Christine L. Williams, “A Sociologist inside Toy Stores" (Chapter 1) and “History of Toy Shopping in America" (Chapter 2) in Inside Toyland (Berkeley: University of California Press, 2006). On Wednesday, January 16 , we will discuss women and department stores. I will also distribute the instructions for your first reaction paper, due in two weeks. William Leach, “Transformations in a Culture of Consumption: Women and Department Stores, 1890-1925,” The Journal of American History 71/2 (1984): 319-342. ["Resources" Folder: Week 2] Distribute Instructions for Reaction Paper #1: “My Spending Diary: What Kind of Consumer Am I?” Due January 30 (no more than 5 double spaced pages) WK3- January 21 (holiday), 23: Child's Play and the Social Organization of
Image of page 2
Image of page 3
This is the end of the preview.

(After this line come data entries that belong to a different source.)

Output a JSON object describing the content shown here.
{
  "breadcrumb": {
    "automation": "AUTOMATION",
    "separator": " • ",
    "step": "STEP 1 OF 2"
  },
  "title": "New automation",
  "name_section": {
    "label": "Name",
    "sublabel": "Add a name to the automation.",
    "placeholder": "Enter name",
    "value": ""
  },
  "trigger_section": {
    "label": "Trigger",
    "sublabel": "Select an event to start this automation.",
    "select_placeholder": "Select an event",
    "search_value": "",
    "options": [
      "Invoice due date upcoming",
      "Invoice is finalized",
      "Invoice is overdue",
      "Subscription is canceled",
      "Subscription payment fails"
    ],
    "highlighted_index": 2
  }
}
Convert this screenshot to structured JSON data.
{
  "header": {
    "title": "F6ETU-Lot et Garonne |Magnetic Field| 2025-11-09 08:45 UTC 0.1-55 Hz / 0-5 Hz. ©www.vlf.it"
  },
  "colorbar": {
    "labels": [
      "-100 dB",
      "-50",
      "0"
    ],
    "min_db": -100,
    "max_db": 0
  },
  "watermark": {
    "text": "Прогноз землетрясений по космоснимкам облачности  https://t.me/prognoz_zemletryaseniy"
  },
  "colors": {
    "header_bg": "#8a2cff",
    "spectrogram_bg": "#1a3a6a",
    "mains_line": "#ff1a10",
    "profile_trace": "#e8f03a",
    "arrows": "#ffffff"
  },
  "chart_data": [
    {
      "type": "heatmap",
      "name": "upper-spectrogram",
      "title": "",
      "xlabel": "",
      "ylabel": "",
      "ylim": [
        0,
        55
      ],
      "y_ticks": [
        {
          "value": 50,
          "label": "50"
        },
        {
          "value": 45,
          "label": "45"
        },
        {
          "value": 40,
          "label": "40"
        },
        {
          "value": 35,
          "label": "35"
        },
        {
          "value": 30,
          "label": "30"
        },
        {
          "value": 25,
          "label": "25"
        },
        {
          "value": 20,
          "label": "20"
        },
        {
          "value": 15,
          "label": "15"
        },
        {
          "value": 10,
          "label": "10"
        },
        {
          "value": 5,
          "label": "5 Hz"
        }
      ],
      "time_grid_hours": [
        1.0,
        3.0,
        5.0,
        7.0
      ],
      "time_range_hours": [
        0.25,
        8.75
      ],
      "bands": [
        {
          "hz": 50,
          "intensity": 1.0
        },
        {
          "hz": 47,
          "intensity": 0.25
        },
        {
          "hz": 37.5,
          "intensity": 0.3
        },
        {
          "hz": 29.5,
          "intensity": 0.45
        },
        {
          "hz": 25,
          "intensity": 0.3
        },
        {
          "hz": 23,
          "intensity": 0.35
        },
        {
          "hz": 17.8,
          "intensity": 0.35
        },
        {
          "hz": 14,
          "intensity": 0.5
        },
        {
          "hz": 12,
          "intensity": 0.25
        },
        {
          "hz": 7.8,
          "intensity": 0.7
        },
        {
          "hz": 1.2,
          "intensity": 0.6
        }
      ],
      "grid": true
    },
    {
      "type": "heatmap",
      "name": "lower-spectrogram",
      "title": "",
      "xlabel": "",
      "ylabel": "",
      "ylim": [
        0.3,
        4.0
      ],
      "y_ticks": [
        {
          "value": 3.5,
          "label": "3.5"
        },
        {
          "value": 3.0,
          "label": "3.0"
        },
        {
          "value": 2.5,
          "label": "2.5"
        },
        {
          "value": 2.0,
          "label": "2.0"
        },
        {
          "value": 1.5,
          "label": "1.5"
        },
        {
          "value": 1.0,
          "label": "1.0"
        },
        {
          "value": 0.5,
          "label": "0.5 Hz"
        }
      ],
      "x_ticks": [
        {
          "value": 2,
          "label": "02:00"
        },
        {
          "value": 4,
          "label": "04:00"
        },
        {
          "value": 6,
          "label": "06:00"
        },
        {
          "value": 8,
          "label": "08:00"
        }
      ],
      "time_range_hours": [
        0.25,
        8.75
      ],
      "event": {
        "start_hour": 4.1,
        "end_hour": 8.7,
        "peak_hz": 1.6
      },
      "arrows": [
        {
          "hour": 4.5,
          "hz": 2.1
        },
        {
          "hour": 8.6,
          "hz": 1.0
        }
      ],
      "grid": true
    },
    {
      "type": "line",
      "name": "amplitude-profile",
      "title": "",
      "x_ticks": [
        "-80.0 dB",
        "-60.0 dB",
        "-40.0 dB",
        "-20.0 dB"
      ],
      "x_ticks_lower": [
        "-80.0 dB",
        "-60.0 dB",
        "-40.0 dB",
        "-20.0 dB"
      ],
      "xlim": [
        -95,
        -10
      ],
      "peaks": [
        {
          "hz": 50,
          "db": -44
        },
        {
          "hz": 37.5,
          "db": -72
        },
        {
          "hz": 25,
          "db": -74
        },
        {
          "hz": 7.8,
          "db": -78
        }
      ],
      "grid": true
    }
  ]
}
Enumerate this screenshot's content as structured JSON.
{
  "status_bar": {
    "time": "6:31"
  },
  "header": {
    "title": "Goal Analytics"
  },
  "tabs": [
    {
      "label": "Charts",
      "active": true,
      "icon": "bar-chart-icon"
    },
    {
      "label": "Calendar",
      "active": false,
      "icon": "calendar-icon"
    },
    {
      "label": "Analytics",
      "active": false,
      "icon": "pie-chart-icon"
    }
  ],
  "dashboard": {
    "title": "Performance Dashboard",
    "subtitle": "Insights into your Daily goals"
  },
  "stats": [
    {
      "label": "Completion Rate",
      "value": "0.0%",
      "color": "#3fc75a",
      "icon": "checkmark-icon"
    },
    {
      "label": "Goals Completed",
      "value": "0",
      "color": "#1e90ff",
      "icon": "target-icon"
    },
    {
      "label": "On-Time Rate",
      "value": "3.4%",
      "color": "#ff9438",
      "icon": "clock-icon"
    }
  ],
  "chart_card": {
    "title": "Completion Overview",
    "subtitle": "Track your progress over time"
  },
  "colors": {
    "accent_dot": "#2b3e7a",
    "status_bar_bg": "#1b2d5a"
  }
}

Sign up to access the rest of the document.

{[ snackBarMessage ]}

What students are saying

  • Left Quote Icon

    As a current student on this bumpy collegiate pathway, I stumbled upon Course Hero, where I can find study resources for nearly all my courses, get online help from tutors 24/7, and even share my old projects, papers, and lecture notes with other students.

    Student Picture

    Kiran Temple University Fox School of Business ‘17, Course Hero Intern

  • Left Quote Icon

    I cannot even describe how much Course Hero helped me this summer. It’s truly become something I can always rely on and help me. In the end, I was not only able to survive summer classes, but I was able to thrive thanks to Course Hero.

    Student Picture

    Dana University of Pennsylvania ‘17, Course Hero Intern

  • Left Quote Icon

    The ability to access any university’s resources through Course Hero proved invaluable in my case. I was behind on Tulane coursework and actually used UCLA’s materials to help me move forward and get everything together on time.

    Student Picture

    Jill Tulane University ‘16, Course Hero Intern